[WHAT TO DO] Throughout the listing below, copy each line containing "JSON".
# # # # # # #
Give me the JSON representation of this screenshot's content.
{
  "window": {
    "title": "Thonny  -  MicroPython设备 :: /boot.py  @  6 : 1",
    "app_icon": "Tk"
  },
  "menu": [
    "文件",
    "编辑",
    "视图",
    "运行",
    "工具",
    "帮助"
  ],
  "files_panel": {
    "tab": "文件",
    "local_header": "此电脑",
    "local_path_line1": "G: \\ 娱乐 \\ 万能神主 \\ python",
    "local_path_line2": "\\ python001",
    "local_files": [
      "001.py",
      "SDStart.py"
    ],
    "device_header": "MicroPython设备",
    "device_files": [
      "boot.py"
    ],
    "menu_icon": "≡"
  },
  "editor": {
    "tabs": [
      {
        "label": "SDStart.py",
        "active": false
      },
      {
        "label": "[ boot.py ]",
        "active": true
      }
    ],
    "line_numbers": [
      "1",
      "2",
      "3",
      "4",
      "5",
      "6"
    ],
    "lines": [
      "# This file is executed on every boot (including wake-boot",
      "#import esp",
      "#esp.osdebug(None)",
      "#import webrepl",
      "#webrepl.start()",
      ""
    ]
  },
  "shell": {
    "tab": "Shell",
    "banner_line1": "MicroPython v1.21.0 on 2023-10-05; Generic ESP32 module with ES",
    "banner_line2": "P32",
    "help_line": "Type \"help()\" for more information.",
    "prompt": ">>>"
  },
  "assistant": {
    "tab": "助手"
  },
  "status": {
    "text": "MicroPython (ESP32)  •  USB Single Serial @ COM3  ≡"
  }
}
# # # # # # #
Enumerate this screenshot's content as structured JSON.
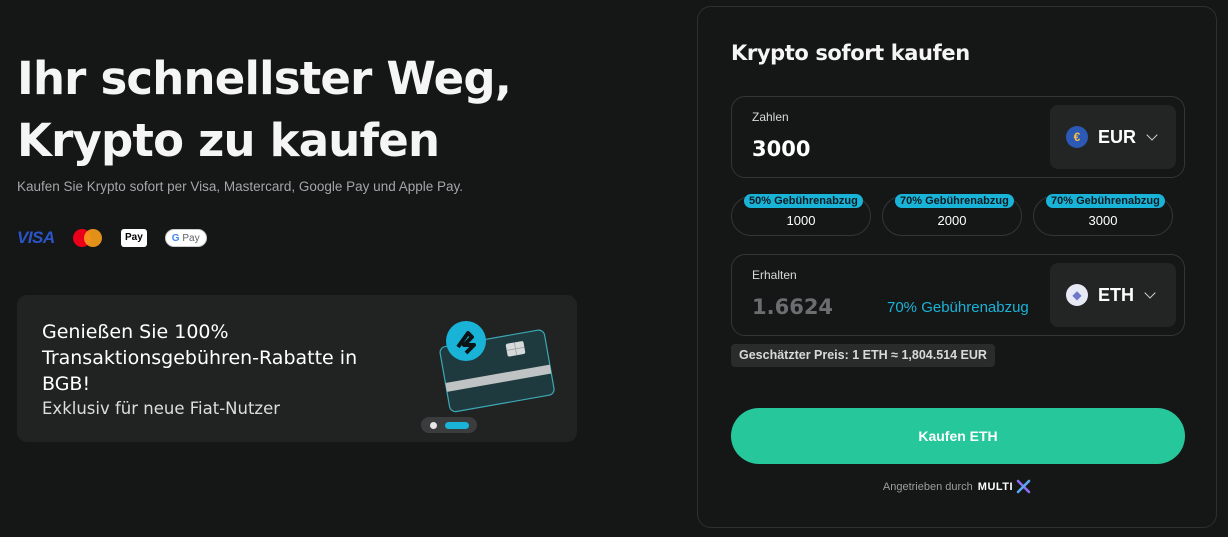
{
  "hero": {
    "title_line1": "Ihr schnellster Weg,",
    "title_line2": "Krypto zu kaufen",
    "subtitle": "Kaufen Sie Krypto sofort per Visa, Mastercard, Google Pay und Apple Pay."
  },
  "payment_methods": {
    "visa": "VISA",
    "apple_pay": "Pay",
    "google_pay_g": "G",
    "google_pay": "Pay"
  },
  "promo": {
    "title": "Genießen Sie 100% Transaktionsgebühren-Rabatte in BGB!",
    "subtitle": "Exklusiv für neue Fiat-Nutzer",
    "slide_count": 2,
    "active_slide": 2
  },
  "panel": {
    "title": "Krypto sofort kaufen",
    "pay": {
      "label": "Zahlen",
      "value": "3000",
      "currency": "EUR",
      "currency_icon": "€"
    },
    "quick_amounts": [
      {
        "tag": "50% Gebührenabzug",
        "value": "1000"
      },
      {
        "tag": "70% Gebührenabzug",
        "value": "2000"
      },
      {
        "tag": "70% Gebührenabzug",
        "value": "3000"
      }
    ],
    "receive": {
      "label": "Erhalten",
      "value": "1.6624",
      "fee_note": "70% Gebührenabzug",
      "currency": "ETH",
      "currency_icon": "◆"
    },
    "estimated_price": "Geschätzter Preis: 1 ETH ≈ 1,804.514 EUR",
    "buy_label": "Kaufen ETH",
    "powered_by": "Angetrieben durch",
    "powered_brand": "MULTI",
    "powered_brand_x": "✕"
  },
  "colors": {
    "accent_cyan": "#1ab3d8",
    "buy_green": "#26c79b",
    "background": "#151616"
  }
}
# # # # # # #
[EXERCISE SOLUTION]
Give me the JSON representation of this screenshot's content.
Enumerate this screenshot's content as structured JSON.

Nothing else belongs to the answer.